(PROBLEM TO SOLVE)
Nothing in the records below may change; print them all exactly.
*** Opening WORKING DATA ***
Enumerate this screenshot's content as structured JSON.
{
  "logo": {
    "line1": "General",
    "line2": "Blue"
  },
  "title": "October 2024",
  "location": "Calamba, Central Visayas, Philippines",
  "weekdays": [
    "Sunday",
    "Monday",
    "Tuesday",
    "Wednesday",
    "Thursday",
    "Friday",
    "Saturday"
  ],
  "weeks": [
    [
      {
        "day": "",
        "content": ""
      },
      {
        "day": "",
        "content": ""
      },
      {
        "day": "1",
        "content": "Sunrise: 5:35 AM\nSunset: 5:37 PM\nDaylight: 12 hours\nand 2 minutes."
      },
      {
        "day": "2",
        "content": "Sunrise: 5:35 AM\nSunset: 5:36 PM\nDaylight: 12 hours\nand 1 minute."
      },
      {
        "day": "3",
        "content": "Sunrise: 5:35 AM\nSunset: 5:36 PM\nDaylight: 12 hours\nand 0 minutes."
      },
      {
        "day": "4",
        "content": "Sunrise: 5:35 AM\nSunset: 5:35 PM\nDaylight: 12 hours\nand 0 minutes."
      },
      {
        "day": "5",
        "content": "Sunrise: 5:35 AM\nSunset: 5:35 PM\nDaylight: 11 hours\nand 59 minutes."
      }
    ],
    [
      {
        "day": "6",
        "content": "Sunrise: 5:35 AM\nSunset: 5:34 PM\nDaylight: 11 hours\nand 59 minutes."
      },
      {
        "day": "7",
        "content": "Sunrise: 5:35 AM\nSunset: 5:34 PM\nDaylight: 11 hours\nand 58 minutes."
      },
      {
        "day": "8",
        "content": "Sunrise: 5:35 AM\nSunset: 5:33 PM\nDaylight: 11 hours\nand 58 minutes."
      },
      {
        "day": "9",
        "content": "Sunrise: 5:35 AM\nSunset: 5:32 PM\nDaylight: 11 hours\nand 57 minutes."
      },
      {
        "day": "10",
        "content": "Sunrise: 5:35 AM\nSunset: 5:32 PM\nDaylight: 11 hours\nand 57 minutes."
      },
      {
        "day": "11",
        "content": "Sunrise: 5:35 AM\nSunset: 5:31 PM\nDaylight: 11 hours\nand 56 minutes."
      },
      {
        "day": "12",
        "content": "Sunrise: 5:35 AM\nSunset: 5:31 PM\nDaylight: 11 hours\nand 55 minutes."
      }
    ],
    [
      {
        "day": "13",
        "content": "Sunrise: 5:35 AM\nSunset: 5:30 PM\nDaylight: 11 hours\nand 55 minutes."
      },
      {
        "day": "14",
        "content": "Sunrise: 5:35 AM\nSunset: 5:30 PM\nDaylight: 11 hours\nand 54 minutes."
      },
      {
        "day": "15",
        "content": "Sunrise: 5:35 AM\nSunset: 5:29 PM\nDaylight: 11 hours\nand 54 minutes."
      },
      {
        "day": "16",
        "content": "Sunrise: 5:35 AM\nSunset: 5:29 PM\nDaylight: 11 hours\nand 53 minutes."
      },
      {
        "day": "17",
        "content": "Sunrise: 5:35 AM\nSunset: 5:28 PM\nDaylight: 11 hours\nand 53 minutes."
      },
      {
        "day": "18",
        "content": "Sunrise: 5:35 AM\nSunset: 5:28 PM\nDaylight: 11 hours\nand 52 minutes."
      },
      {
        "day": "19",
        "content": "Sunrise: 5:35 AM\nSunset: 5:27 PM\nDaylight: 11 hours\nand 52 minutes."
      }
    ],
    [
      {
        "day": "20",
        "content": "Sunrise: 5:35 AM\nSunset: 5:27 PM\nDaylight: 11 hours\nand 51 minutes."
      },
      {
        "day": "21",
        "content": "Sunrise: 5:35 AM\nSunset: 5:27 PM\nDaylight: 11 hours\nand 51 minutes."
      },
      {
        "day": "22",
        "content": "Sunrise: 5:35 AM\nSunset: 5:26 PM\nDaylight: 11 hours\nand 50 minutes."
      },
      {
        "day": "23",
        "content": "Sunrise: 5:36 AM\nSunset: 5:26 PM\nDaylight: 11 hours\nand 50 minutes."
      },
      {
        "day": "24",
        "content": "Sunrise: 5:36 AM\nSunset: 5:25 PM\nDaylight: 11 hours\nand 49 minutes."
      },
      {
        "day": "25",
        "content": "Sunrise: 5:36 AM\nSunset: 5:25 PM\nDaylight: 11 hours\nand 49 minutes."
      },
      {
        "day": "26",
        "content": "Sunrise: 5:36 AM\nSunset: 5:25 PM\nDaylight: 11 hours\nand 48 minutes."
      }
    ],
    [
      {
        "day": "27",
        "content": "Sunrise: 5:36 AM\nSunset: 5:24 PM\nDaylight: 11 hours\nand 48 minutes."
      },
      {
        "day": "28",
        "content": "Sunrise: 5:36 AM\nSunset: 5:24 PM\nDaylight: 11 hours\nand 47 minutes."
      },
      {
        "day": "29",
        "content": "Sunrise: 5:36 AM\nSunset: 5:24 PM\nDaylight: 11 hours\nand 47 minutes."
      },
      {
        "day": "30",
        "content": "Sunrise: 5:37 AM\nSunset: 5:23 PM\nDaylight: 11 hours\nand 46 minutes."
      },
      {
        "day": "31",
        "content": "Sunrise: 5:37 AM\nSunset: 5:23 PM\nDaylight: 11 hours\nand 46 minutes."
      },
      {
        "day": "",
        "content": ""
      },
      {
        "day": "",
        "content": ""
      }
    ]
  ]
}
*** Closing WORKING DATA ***
(WORKED SOLUTION)
Enumerate this screenshot's content as structured JSON.
{
  "logo": {
    "line1": "General",
    "line2": "Blue"
  },
  "title": "October 2024",
  "location": "Calamba, Central Visayas, Philippines",
  "weekdays": [
    "Sunday",
    "Monday",
    "Tuesday",
    "Wednesday",
    "Thursday",
    "Friday",
    "Saturday"
  ],
  "weeks": [
    [
      {
        "day": "",
        "content": ""
      },
      {
        "day": "",
        "content": ""
      },
      {
        "day": "1",
        "content": "Sunrise: 5:35 AM\nSunset: 5:37 PM\nDaylight: 12 hours\nand 2 minutes."
      },
      {
        "day": "2",
        "content": "Sunrise: 5:35 AM\nSunset: 5:36 PM\nDaylight: 12 hours\nand 1 minute."
      },
      {
        "day": "3",
        "content": "Sunrise: 5:35 AM\nSunset: 5:36 PM\nDaylight: 12 hours\nand 0 minutes."
      },
      {
        "day": "4",
        "content": "Sunrise: 5:35 AM\nSunset: 5:35 PM\nDaylight: 12 hours\nand 0 minutes."
      },
      {
        "day": "5",
        "content": "Sunrise: 5:35 AM\nSunset: 5:35 PM\nDaylight: 11 hours\nand 59 minutes."
      }
    ],
    [
      {
        "day": "6",
        "content": "Sunrise: 5:35 AM\nSunset: 5:34 PM\nDaylight: 11 hours\nand 59 minutes."
      },
      {
        "day": "7",
        "content": "Sunrise: 5:35 AM\nSunset: 5:34 PM\nDaylight: 11 hours\nand 58 minutes."
      },
      {
        "day": "8",
        "content": "Sunrise: 5:35 AM\nSunset: 5:33 PM\nDaylight: 11 hours\nand 58 minutes."
      },
      {
        "day": "9",
        "content": "Sunrise: 5:35 AM\nSunset: 5:32 PM\nDaylight: 11 hours\nand 57 minutes."
      },
      {
        "day": "10",
        "content": "Sunrise: 5:35 AM\nSunset: 5:32 PM\nDaylight: 11 hours\nand 57 minutes."
      },
      {
        "day": "11",
        "content": "Sunrise: 5:35 AM\nSunset: 5:31 PM\nDaylight: 11 hours\nand 56 minutes."
      },
      {
        "day": "12",
        "content": "Sunrise: 5:35 AM\nSunset: 5:31 PM\nDaylight: 11 hours\nand 55 minutes."
      }
    ],
    [
      {
        "day": "13",
        "content": "Sunrise: 5:35 AM\nSunset: 5:30 PM\nDaylight: 11 hours\nand 55 minutes."
      },
      {
        "day": "14",
        "content": "Sunrise: 5:35 AM\nSunset: 5:30 PM\nDaylight: 11 hours\nand 54 minutes."
      },
      {
        "day": "15",
        "content": "Sunrise: 5:35 AM\nSunset: 5:29 PM\nDaylight: 11 hours\nand 54 minutes."
      },
      {
        "day": "16",
        "content": "Sunrise: 5:35 AM\nSunset: 5:29 PM\nDaylight: 11 hours\nand 53 minutes."
      },
      {
        "day": "17",
        "content": "Sunrise: 5:35 AM\nSunset: 5:28 PM\nDaylight: 11 hours\nand 53 minutes."
      },
      {
        "day": "18",
        "content": "Sunrise: 5:35 AM\nSunset: 5:28 PM\nDaylight: 11 hours\nand 52 minutes."
      },
      {
        "day": "19",
        "content": "Sunrise: 5:35 AM\nSunset: 5:27 PM\nDaylight: 11 hours\nand 52 minutes."
      }
    ],
    [
      {
        "day": "20",
        "content": "Sunrise: 5:35 AM\nSunset: 5:27 PM\nDaylight: 11 hours\nand 51 minutes."
      },
      {
        "day": "21",
        "content": "Sunrise: 5:35 AM\nSunset: 5:27 PM\nDaylight: 11 hours\nand 51 minutes."
      },
      {
        "day": "22",
        "content": "Sunrise: 5:35 AM\nSunset: 5:26 PM\nDaylight: 11 hours\nand 50 minutes."
      },
      {
        "day": "23",
        "content": "Sunrise: 5:36 AM\nSunset: 5:26 PM\nDaylight: 11 hours\nand 50 minutes."
      },
      {
        "day": "24",
        "content": "Sunrise: 5:36 AM\nSunset: 5:25 PM\nDaylight: 11 hours\nand 49 minutes."
      },
      {
        "day": "25",
        "content": "Sunrise: 5:36 AM\nSunset: 5:25 PM\nDaylight: 11 hours\nand 49 minutes."
      },
      {
        "day": "26",
        "content": "Sunrise: 5:36 AM\nSunset: 5:25 PM\nDaylight: 11 hours\nand 48 minutes."
      }
    ],
    [
      {
        "day": "27",
        "content": "Sunrise: 5:36 AM\nSunset: 5:24 PM\nDaylight: 11 hours\nand 48 minutes."
      },
      {
        "day": "28",
        "content": "Sunrise: 5:36 AM\nSunset: 5:24 PM\nDaylight: 11 hours\nand 47 minutes."
      },
      {
        "day": "29",
        "content": "Sunrise: 5:36 AM\nSunset: 5:24 PM\nDaylight: 11 hours\nand 47 minutes."
      },
      {
        "day": "30",
        "content": "Sunrise: 5:37 AM\nSunset: 5:23 PM\nDaylight: 11 hours\nand 46 minutes."
      },
      {
        "day": "31",
        "content": "Sunrise: 5:37 AM\nSunset: 5:23 PM\nDaylight: 11 hours\nand 46 minutes."
      },
      {
        "day": "",
        "content": ""
      },
      {
        "day": "",
        "content": ""
      }
    ]
  ]
}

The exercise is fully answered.